        • firage says:

          I know a ton of folks who worked with him at Origin, and they really don’t have much good to say about him.
          This sounds like a bunch of crap. They’ve had a lot of Origin veterans return to the industry just to work for him.

  6. Goomich says:

    There are some things on our website that are available now, like badges, keyrings, mugs,

    I can’t see any mugs.

    • c-Row says:

      (yay, my question!)

      I was hoping for that soundtrack CD for non-addon backers. Let’s wait and see.

    • Geebs says:

      It’s a list of of people who bought in at the “premium alpha” level :-P

  7. slerbal says:

    Elite is sounding more and more delicious, like a fine space-themed red wine – not sure what kind of grape that is – I look forward to an Elite binge when it is released and then dealing with the inevitable hangover of hum-drum reality afterwards :)

  8. Premium User Badge

    phuzz says:

    In amongst all the stars they need one called Kerbol, orbited by Moho, Eve, Kerbin and so on, just as a little easter egg.

  9. Lobotomist says:

    Dont forget that Elite Kickstarter was not going very well. And Roberts made several videos asking people to pledge for Braben.

    I personally cant wait for Elite. And than I can safely wait for SC ;)

  10. TheBuff1 says:

    Why oh why did I kickstart Godus and not this??!! What was I thinking?? I’m so ashamed :(

  11. edwardoka says:

    The 13 year old me who played FE2 to death would have just disgraced himself…

    I had always wondered whether there was meant to be a special Thargoid-y encounter at Beta Lyrae that never made it into the released version, I’m thrilled to have an authoritative answer from the man himself :-)

    Thanks David, thanks RPS!

    P.S. E:D is looking utterly phenomenal and I can’t wait.

  12. MellowKrogoth says:

    What, David Braben himself can’t play First Encounters?

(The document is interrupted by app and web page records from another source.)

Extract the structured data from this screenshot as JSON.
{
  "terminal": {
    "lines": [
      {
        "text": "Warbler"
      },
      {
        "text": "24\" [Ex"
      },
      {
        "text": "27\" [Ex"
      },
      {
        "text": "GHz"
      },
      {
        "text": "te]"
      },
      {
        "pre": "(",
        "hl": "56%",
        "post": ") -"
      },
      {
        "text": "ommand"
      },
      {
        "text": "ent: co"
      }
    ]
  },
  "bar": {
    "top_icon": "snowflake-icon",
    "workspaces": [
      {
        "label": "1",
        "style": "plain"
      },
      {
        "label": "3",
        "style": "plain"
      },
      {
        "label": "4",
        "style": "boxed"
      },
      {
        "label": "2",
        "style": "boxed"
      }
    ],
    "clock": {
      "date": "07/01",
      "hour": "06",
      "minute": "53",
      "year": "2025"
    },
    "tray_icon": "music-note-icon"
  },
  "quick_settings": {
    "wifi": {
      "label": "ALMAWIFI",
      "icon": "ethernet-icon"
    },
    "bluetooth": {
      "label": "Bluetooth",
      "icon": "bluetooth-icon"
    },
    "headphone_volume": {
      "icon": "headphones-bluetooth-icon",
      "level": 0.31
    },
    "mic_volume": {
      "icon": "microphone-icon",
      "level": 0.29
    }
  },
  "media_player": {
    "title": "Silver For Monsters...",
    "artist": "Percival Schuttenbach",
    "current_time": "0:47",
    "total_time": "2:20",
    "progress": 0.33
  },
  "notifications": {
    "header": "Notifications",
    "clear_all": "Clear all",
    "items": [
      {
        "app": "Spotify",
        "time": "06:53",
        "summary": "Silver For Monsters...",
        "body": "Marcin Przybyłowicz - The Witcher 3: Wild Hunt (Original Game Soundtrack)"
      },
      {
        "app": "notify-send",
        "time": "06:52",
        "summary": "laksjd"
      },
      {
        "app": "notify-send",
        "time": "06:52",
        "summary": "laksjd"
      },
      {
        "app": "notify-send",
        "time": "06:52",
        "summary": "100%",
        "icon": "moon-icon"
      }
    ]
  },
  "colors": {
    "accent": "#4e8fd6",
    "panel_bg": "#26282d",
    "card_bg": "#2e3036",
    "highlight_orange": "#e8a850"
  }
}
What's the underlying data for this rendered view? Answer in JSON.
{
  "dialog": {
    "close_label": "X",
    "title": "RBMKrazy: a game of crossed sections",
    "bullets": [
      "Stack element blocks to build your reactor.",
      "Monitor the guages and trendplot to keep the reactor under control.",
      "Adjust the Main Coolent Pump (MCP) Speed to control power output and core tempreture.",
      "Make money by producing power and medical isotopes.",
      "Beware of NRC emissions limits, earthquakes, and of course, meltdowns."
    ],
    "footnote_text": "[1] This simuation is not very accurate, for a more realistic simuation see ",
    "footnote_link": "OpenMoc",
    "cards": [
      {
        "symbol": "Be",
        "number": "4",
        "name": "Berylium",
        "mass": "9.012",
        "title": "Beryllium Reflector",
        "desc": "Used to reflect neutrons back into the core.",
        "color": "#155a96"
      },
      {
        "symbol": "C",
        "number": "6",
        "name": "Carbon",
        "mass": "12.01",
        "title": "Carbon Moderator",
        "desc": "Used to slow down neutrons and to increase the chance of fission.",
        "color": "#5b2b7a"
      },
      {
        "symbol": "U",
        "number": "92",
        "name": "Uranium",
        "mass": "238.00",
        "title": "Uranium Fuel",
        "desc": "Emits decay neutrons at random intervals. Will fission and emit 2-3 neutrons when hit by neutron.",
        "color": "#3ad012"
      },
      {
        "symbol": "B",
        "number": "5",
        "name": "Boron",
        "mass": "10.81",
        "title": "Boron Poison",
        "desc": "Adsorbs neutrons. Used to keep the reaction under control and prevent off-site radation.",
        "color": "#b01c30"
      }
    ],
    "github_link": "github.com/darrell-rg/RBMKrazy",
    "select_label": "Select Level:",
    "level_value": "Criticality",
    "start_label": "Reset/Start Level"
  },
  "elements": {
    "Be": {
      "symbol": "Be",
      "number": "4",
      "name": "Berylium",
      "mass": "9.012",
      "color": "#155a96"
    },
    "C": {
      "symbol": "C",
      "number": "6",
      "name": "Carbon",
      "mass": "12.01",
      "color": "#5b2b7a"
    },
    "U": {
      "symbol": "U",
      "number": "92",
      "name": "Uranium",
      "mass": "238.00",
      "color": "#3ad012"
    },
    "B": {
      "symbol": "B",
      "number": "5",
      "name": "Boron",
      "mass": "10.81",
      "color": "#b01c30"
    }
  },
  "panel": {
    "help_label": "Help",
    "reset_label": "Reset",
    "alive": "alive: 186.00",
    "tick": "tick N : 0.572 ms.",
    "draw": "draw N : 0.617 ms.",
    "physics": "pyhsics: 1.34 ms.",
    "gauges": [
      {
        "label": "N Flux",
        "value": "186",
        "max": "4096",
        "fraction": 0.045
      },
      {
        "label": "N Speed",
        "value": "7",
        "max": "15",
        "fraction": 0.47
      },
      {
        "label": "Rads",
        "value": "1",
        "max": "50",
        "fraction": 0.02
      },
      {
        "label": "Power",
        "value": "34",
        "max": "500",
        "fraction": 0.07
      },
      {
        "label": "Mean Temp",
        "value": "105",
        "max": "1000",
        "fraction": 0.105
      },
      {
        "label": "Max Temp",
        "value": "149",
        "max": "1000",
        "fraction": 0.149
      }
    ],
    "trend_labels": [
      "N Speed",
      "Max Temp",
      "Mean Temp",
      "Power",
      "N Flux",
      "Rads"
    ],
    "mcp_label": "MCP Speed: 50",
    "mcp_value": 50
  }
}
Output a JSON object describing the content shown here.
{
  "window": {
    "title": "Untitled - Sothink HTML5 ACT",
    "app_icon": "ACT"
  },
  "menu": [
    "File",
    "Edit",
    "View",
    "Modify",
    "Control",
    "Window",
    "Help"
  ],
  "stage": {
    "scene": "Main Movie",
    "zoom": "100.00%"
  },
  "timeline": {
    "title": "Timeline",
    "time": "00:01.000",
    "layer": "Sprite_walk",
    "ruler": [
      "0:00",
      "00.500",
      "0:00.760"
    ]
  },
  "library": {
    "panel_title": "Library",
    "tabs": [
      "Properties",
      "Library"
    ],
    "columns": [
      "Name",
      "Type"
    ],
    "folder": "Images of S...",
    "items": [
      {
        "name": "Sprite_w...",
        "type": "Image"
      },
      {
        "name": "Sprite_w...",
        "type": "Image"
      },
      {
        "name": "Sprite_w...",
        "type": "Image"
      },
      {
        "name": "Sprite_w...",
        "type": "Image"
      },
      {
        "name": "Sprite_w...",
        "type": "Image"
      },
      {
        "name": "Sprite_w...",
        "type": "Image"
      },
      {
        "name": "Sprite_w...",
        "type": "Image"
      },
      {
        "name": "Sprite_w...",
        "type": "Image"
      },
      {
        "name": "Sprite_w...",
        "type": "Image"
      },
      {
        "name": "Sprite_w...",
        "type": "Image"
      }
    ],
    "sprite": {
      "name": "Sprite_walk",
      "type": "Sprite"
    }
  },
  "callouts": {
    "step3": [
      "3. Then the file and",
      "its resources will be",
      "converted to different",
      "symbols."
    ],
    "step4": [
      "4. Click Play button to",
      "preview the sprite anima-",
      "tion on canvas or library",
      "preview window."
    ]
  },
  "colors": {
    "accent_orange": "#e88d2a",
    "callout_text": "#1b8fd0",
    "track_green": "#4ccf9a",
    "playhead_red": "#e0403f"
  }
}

Quick, tell him to download the D3D version of the game some people hacked up! link to

    It would be a pity if he can’t check out his older game to better remember all the things that were good about it.

  13. spectone says:

    I’m still waiting for the patch to FFE so I can shoot me some thargoids.

  14. Sigmoid says:

    “we’ve got a long track record”

    Indeed, a long track record… of BUGS!

    When I heard about Elite: Dangerous, my first, second and third thoughts were all of bitter cynicism. Elite was one of the first games I’ve played with, and I still remember how awesome it was – and how generally badly designed, and horribly buggy First Encouters has been.

    The messed up UI, the ugly and glitchy graphics engine, the likewise ugly and glitchy fractal geography generator, the glitchy simulation, the literally BROKEN storyline missions, the obvious gap between the ambition and capabilities of the dev team… And oh their horrible, antipattern use of the then new CD-ROM media…

    Even with all the bugs and unfinished indie game vibe of Frontier, FE was a step down. I lost faith in Braben long ago, let’s see if he’s grown up enough to be able to check his ambitions, or back them up with manpower. (Honestly, since I’ve read about E:D having an FPS mode planetside, with dinosaur hunting, I honestly doubt that he has.)